» EXERCISE PROMPT
Each line in the records below that has the word "label" should be copied.

Items from an interface collection
**********
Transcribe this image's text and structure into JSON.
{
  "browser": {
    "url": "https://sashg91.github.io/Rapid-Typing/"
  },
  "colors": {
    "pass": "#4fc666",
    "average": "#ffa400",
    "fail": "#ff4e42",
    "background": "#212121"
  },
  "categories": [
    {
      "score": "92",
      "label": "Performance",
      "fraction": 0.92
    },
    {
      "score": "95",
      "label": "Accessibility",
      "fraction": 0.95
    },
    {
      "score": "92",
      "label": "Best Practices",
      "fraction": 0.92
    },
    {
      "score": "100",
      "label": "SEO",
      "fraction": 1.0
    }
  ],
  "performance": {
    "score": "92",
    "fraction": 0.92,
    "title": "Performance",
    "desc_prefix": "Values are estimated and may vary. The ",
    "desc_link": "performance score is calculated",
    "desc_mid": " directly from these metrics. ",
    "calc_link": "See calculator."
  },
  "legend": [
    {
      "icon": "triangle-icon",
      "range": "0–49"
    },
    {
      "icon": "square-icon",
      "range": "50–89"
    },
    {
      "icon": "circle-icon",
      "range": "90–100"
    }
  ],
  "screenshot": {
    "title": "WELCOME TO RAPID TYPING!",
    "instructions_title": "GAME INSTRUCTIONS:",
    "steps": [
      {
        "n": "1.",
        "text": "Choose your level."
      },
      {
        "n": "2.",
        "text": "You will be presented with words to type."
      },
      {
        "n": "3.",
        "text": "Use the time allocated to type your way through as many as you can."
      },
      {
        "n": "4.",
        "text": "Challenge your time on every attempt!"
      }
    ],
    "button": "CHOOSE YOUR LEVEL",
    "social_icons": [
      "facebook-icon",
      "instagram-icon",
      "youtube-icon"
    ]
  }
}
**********
» EXERCISE OUTPUT
      "label": "Performance",
      "label": "Accessibility",
      "label": "Best Practices",
      "label": "SEO",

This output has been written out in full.